Independent polls routinely show that roughly 86% of U.S. voters across the political spectrum support net neutrality protections. Earlier this year the House of Representatives responded to their constituents' demands by passing the Save the Internet Act (H.R. 1644).
But the Senate is unable to even discuss the legislation because Senate Majority Leader Mitch McConnell controls the calendar—and he refuses to call a vote on the bill.
The Save the Internet Act would restore the Federal Communications Commission’s 2015 Open Internet Order, which promotes competition and prioritizes consumer rights over ISP profits. It would make the pro-net neutrality order into a law the FCC can't repeal. More importantly, the bill would restore the vital regulatory role the FCC abdicated with its 2017 net neutrality repeal.
Since the repeal went into effect a year ago, giant broadband companies have been taking advantage of their unprecedented level of control over the internet—but quietly, while challenges to the repeal are fought in court. Examples of this online “death by a thousand cuts" include arbitrary internet charges, privacy and safety violations and interference in local affairs.
Despite consistently strong bipartisan support for net neutrality, Sen. McConnell told reporters that the Save the Internet Act is "dead on arrival in the Senate." He alone controls the Senate calendar, and the bill cannot be heard unless he schedules it.
Consumers deserve to know whether our elected representatives stand with the vast majority of consumers, or with a few profit-hungry companies opposed to net neutrality.
Tell Mitch McConnell: Hold a vote on the Save the Internet Act!
Dear Senate Majority Leader McConnell:
I strongly urge you to schedule the Save the Internet Act (S. 682) for a vote in the Senate.
My senators cannot represent my interests—the job they were sent to Washington to do—if they can't even vote on legislation. Net neutrality is important to me, and it is supported by a huge, bipartisan majority: 86% of Americans across the political spectrum.

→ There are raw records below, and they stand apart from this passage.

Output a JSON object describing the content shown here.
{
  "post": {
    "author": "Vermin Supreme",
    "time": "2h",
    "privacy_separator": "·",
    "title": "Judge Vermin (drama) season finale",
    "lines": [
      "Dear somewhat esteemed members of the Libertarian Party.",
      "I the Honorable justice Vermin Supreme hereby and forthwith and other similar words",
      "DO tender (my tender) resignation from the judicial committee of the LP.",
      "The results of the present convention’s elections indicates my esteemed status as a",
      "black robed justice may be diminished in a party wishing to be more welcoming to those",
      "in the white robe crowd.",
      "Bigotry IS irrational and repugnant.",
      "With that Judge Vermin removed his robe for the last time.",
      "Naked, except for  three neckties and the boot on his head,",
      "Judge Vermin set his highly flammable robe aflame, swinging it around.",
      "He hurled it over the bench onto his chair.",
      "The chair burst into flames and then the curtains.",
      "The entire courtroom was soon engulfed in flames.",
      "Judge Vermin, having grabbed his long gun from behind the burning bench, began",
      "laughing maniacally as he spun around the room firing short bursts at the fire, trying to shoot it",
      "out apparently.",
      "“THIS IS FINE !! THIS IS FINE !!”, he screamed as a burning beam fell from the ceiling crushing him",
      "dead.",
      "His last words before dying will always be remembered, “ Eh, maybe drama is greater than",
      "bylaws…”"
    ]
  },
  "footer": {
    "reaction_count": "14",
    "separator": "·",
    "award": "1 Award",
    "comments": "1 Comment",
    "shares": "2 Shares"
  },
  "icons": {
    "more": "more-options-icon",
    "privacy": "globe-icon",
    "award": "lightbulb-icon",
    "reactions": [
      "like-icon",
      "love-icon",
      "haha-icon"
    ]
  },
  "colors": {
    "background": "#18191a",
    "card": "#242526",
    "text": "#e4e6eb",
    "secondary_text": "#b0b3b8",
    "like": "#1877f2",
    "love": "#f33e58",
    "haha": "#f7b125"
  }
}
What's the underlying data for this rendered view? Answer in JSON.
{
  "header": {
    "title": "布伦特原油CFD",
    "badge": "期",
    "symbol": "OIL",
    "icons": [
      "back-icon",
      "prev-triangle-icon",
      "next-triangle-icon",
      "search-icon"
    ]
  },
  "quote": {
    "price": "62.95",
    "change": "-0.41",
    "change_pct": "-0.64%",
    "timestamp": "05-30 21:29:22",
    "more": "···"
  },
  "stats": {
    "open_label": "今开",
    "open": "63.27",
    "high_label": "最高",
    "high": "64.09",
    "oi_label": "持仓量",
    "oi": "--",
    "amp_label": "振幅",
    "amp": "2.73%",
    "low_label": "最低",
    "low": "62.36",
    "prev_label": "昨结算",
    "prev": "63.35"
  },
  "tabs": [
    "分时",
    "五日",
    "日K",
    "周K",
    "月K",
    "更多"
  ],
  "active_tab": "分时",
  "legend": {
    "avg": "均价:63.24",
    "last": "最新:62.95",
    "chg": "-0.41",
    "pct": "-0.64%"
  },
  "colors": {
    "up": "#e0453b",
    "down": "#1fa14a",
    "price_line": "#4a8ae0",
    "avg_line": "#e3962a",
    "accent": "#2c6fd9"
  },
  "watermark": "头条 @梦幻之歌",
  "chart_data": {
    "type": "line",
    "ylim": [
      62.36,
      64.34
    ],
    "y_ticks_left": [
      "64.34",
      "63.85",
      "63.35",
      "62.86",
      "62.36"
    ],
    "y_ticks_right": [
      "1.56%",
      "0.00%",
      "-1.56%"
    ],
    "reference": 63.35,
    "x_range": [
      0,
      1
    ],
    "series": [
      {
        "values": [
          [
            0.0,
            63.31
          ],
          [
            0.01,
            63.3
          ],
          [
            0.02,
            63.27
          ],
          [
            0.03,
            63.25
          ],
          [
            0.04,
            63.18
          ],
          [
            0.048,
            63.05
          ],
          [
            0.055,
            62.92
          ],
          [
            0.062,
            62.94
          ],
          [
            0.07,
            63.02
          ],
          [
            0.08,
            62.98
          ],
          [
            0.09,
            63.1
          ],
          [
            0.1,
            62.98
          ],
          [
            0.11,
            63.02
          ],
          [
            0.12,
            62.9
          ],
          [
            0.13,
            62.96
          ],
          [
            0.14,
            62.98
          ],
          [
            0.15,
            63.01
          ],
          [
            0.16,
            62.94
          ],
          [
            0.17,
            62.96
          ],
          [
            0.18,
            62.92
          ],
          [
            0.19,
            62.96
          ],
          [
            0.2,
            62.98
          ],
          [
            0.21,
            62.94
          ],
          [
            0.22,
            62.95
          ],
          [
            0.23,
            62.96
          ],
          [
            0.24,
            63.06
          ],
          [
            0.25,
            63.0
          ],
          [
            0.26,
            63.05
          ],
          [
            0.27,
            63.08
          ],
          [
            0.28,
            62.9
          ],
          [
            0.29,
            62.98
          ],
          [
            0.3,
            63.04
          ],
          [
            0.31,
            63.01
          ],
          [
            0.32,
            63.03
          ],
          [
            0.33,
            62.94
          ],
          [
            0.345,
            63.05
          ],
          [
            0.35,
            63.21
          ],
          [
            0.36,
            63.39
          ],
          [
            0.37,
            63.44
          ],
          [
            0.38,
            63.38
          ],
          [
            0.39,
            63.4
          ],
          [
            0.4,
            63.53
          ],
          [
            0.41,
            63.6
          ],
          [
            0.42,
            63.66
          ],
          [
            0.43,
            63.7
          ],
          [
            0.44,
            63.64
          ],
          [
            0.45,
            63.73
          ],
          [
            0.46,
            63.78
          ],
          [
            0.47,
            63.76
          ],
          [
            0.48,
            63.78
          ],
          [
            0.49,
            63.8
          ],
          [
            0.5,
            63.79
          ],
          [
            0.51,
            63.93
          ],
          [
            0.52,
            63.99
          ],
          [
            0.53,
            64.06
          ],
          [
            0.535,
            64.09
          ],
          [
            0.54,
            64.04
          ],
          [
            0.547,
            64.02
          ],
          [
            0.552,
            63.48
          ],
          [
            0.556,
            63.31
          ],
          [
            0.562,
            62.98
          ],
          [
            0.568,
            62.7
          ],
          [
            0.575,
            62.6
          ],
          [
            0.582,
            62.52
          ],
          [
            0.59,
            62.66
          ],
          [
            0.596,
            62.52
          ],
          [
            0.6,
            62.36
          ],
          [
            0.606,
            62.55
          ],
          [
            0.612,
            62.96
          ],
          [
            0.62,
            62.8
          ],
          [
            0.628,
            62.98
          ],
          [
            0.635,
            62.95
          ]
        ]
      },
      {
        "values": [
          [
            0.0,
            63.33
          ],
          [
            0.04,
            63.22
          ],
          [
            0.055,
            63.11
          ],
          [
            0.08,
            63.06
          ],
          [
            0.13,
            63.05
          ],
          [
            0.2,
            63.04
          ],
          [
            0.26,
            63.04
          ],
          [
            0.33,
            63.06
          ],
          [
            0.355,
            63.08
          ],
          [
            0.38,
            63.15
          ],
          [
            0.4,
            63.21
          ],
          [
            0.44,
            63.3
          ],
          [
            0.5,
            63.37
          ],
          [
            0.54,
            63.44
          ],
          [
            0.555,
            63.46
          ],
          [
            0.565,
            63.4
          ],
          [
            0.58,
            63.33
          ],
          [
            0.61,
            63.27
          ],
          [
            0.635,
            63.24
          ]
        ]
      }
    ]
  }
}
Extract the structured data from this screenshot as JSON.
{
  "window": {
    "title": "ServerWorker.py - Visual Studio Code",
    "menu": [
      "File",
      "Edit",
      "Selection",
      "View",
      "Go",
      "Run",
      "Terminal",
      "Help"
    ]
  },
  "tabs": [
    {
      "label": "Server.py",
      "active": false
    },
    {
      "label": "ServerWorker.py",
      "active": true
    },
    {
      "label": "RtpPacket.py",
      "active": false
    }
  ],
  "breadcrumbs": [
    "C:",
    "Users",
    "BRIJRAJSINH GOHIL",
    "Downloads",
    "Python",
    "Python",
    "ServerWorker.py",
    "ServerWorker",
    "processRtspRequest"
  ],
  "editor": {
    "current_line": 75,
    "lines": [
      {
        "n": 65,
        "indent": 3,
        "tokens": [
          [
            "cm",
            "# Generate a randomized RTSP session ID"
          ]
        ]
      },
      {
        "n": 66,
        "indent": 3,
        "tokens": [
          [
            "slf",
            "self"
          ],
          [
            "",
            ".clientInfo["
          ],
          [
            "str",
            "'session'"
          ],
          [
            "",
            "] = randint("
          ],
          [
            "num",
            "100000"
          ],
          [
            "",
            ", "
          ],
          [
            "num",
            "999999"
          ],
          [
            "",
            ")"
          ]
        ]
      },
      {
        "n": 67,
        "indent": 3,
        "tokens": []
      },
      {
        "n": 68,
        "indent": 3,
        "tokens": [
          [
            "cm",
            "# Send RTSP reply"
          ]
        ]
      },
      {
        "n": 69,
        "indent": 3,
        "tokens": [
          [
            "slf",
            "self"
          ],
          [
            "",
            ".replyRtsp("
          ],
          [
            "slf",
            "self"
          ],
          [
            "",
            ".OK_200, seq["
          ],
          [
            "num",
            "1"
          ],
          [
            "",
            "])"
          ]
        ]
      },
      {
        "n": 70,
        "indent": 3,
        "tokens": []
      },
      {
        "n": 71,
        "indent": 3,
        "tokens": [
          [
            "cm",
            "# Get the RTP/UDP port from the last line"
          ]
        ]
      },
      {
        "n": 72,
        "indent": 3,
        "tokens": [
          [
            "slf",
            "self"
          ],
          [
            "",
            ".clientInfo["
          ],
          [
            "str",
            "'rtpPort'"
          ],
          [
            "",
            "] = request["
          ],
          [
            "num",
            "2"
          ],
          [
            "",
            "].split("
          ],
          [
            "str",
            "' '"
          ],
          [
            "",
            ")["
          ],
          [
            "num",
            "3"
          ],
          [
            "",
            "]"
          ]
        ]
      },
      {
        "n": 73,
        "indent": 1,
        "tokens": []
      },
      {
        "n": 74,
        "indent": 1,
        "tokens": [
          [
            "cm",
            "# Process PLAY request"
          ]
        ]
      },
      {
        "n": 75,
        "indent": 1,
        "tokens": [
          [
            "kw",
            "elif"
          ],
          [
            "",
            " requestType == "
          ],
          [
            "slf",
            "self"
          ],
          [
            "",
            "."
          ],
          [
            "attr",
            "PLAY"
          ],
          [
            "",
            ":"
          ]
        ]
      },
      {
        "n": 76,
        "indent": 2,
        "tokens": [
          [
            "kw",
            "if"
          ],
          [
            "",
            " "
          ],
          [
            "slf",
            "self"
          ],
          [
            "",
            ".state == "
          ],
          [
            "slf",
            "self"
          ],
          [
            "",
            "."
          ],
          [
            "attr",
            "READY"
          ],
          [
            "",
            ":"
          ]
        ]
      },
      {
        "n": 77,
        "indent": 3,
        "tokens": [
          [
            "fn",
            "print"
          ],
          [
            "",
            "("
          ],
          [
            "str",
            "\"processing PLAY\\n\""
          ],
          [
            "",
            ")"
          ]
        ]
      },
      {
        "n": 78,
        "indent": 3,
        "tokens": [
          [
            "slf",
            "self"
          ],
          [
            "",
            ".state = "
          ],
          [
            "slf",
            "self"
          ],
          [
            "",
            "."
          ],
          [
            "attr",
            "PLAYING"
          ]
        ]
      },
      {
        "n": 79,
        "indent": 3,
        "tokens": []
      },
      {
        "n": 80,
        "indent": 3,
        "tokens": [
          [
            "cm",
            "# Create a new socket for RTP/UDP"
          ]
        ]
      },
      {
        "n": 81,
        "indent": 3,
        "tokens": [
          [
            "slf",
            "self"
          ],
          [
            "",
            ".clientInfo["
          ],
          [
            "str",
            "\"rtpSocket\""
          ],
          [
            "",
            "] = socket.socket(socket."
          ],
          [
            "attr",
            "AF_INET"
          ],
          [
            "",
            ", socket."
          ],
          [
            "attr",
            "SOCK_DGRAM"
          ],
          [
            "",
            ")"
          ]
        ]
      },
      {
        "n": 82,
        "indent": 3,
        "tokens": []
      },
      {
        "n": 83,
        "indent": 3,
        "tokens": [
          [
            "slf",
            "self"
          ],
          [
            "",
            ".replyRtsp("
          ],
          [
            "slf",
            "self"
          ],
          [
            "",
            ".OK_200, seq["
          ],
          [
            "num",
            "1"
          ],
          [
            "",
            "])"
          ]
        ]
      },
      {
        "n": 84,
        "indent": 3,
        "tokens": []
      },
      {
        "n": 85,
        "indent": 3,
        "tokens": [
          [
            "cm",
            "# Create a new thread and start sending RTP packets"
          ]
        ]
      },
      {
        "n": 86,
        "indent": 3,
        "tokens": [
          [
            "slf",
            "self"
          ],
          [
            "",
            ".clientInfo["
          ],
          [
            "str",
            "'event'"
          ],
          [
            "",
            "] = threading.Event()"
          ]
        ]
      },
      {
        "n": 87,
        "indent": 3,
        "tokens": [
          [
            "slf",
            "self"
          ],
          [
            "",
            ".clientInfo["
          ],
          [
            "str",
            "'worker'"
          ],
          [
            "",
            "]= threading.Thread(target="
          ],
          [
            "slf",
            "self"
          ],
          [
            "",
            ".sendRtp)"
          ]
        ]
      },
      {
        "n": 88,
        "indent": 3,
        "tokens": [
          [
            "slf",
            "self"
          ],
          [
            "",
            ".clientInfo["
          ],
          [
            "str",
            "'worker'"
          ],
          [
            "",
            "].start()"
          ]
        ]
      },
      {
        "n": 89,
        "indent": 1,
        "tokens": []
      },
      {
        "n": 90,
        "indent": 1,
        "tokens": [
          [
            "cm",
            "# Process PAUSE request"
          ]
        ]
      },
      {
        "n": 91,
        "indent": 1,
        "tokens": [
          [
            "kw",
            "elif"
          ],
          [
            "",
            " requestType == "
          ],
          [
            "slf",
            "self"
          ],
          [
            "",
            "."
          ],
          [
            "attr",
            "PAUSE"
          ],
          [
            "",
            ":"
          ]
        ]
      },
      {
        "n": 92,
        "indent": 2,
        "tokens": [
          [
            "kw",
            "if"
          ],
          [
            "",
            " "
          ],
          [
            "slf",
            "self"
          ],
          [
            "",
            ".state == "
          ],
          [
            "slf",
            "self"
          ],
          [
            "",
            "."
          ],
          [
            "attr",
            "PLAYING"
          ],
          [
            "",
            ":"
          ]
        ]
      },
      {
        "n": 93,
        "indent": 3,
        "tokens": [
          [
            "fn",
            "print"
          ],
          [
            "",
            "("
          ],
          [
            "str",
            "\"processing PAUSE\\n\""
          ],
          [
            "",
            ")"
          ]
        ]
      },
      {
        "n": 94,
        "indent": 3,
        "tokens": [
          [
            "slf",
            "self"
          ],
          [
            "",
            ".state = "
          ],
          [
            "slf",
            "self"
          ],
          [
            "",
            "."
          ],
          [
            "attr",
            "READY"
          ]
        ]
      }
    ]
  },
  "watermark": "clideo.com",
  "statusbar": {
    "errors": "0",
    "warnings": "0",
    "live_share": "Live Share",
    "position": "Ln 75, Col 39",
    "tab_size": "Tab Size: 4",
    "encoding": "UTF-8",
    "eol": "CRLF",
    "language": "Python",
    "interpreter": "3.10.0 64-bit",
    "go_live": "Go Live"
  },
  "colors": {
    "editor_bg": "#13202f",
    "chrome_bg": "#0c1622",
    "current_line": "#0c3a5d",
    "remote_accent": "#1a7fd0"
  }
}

I support these Internet consumer protections. Americans deserve to have a vote on net neutrality.
Images used with permission from the Electronic Frontier Foundation